angela shawBorn in New Jersey and raised in West Virginia, Angela Shaw earned a B.A. in English Literature from Swarthmore College and an M.F.A. from Cornell University. She presently lives in Swarthmore, Pennsylvania, with her husband and their two children.


Read Angela Shaw’s interview with the Daily Gazette in Swarthmore, Pennsylvania. Here’s an excerpt:

As a young writer, it came as something of a relief to realize that I could (and should) look outside myself for sources of inspiration-not inspiration exactly, as that was already there, but for sources of language and imagery. . . . I look to poems, and paintings, and songs . . . and to movies, catalog copy, wildflower handbooks, and my neighbors’ spied-on daily rituals and routines (suburban backyards) for that sort of material . . . And the Anne Packard quote that appears in my poem ‘Electric’ (‘They have something to do with forever, the space behind the sky and the space behind the shadow’) -‘I borrowed it rather shamelessly. It’s a beautiful and mysterious description of her own paintings, but it also felt right as a way to get at the enigmatic quality of the marital relationship described in that poem. . . .

I rarely write poems that are autobiographical in the sense that their events or their circumstances actually happened to me. But the poems do arise out of my own emotional experience. I try to find a voice or a character or a situation that can express an emotional truth-which for me works better than writing about my own past or day-to-day life. I may choose to write from the perspective of a single person, a married woman, a mother, a courtesan, a prostitute as a way to try on a certain kind of vulnerability, a certain kind of power.

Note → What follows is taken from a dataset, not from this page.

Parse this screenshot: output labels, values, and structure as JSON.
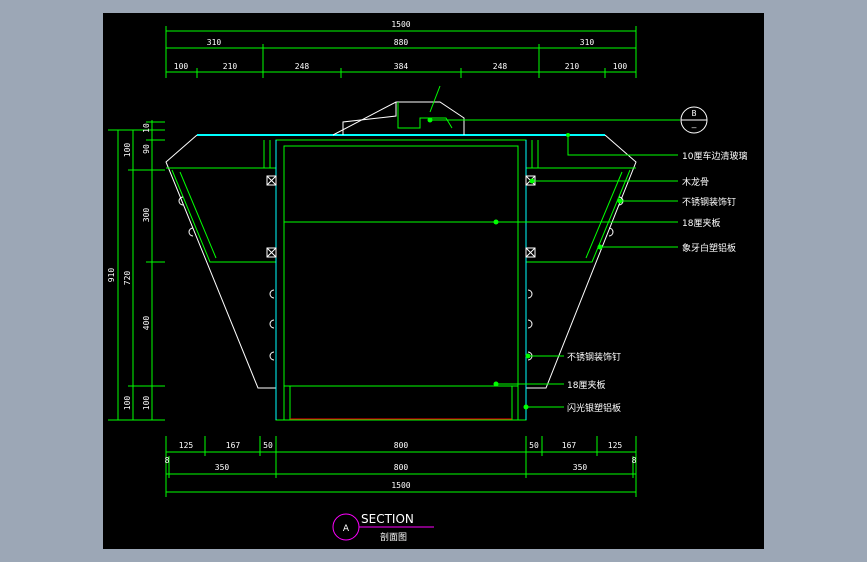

I’m reminded of a line I love from Eudora Welty’s story ‘June Recital’ in which three young piano students have just heard their otherwise unremarkable teacher play a piece with wholly unexpected passion and intensity. Coming from Miss Eckhart, the music made all the pupils uneasy, almost alarmed; something had burst out, unwanted, exciting, from the wrong person’s life. Sometimes I like to think of myself as that wrong person from whom the poems emerge.

Showing the single result